This was super cool, because it meant my model had just become predictive and was potentially publishable. Time will tell in that regard. As far as I can tell, it's the first quantitative speculative hydrology simulation of another planet under a terraforming scenario. Mars is also the only planet where doing this makes sense, because we have both high resolution data and it could (and has) had liquid water on the surface. Titan and perhaps Venus are also possible, but we await laser mapping! And some day, extrasolar planets!

So, rest assured, even though Mars looks like a hydrological disaster, most of it will drain sensibly to one of three oceans or seas, visible in the image above!

Flying through Death Valley

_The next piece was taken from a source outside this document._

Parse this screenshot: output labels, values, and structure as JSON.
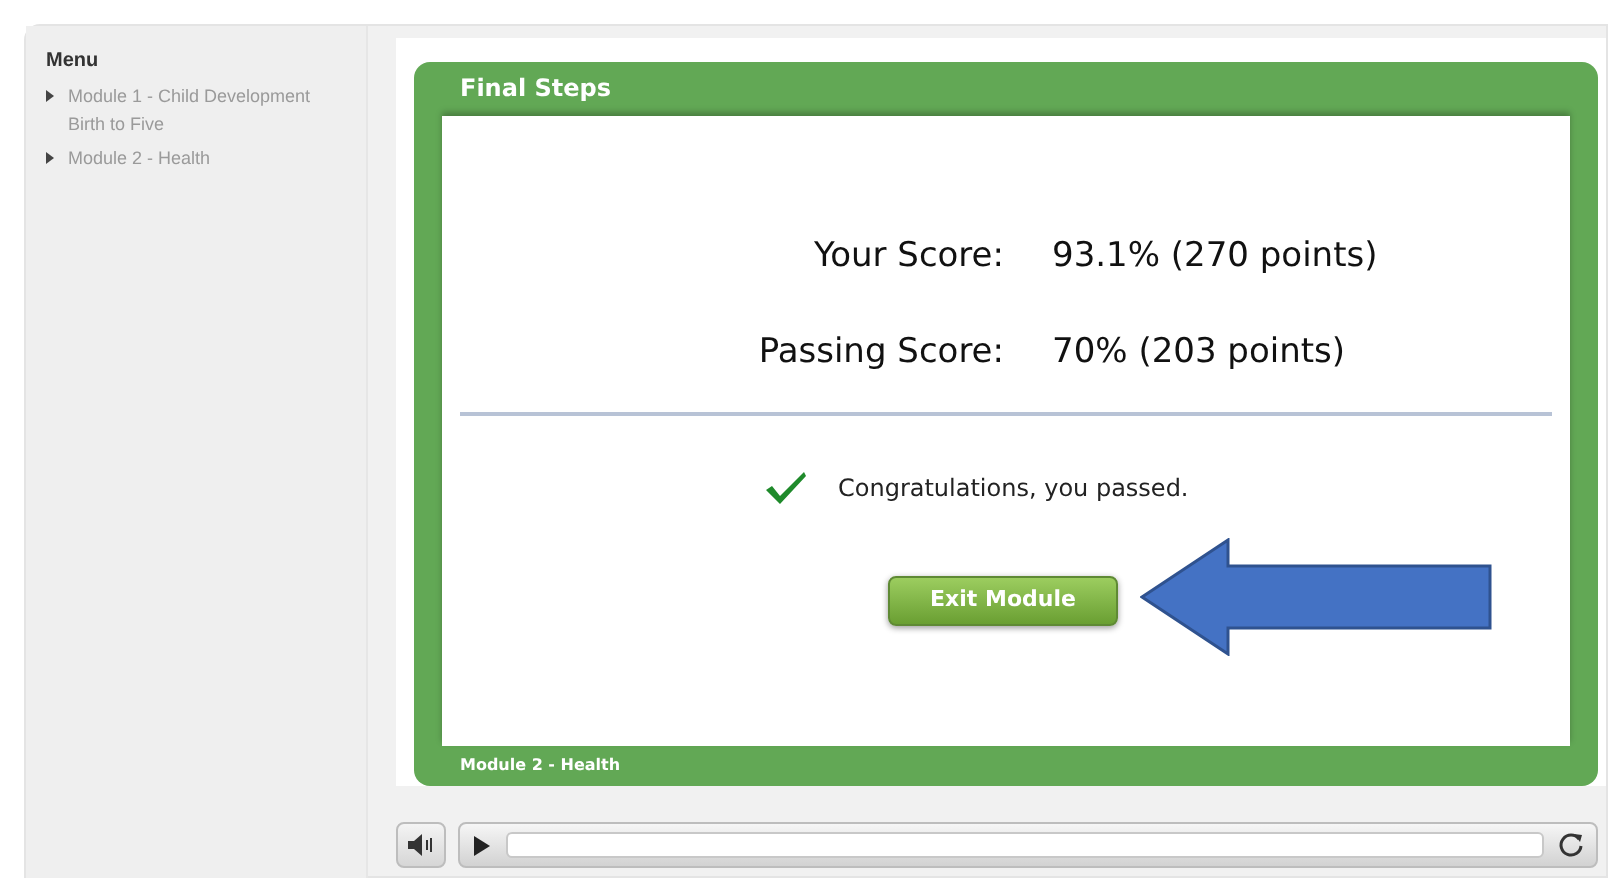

Last Sunday my friend G and I crawled out of bed at 3:30am. For summer mountain/desert flying, the early bird gets the worm.

By 5am we were on our way, 6am refueling at the 'last services' at Daggett airport. Not long after we turned left at Baker and proceeded to fly through every single valley in the Eastern Sierra Fault Zone. Our route took us up the Amargosa valley past Tecopa, Shoshone, and Death Valley Junction, cut down over Zabriskie point, Badwater, and Furnace Creek, passed Salt Creek, the Mesquite dunes, Stovepipe Wells, Scotty's Castle, Ubehebe Crater, Tea Kettle Junction, and Racetrack Playa. Here I demolished a Clif Bar as we dropped into Saline Valley. 

We flew over the Chicken Strip and hot springs, cruised up the Eureka Valley, turned left into Deep Springs Valley, and saw the remains of the Alma radio telescope. Before us the Sierras loomed to 14000 feet, and the Wacoba lake beds shored up the Inyo/White Mountains. We passed Bishop, Hamill, and crossed over to the Mono Basin at 10,500 feet above sea level. We continued north until Bridgeport and Bodie were in view, then turned back south into the only headwind of the whole flight, crossing into the Long Valley Caldera with the Mono craters on our right, checking out the various hot creeks and landing at Mammoth Yosemite Airport, right beneath the awe inspiring Convict Lake roof pendant.

We watered the thirsty bird and once more took to the air, passing Lake Crowley and Bishop, then cruising down the Owen's valley past Big Pine, Independence, Manzanar, Lone Pine, and Owen's Lake. Here we turned left, crossed the Darwin Plateau, and flew the length of the Panamint Valley. With a quick diversion to check the state of the road connecting to Death Valley south of Telescope Peak, we popped over into the Trona valley, cruised past the pans and the pinnacles, before climbing up over the Edwards AFB restricted area and setting course for home. Once over Santa Anita racetrack I idled the engine and practiced a glide back to the airport, landing just a few minutes after 2pm, with 16.8g of fuel remaining.

I have been planning to do this flight for more than a year - finally the weather was just right: clear, and calm, to do the entire thing in one go. All I need now is a faster plane!